When World War II veteran Ralph Houk, "the major," was a Yankees coach under manager Casey Stengel, Stengel one day gave him a bag of baseballs to hold onto during batting practice, while the "Old Professor" went off to tend to some pregame business. Houk set the bag down a little too close to the box seats and a zealous fan reached over, grabbed it, and ran off with the baseballs.
George Michael Steinbrenner III, the colorful, turbulent, and outspoken owner of the New York Yankees, died Tuesday at age 80, after a massive heart attack. His passing came just nine days after his July 4th birthday and only two days after the team's legendary public address announcer, Bob Sheppard, died at age 99.

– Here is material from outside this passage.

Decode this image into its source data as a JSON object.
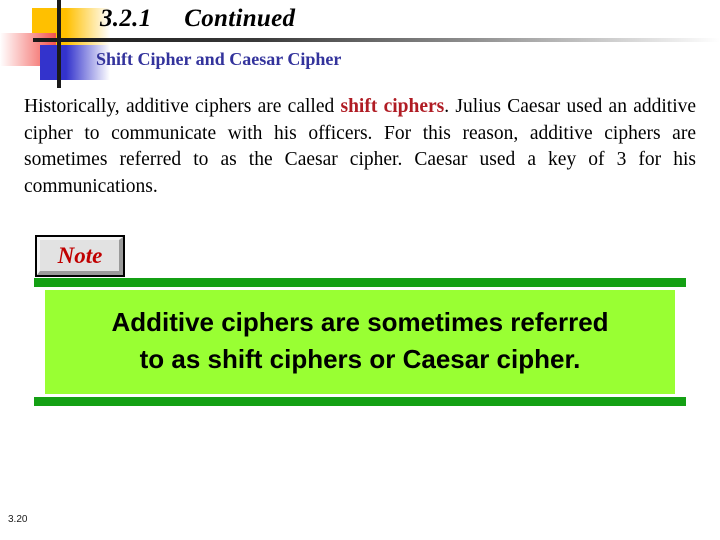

Like millions of other baseball fans, I vividly remember the sights and sounds of the first big league game I attended. The journey began early on a Sunday morning with a two-hour train ride from Wallingford, Connecticut, my hometown, to New York City, the capital of the universe. I was ten years old at the time and was making the trip in the company of an adult cousin and his son, a boy of about my age. It was only my second trip to the big city, the first having been a year earlier when I accompanied an aunt and one of her friends on a sightseeing trip, visiting attractions like the Statue of Liberty and the Empire State Building. But this trip was even more special. This was a trip to Yankee Stadium.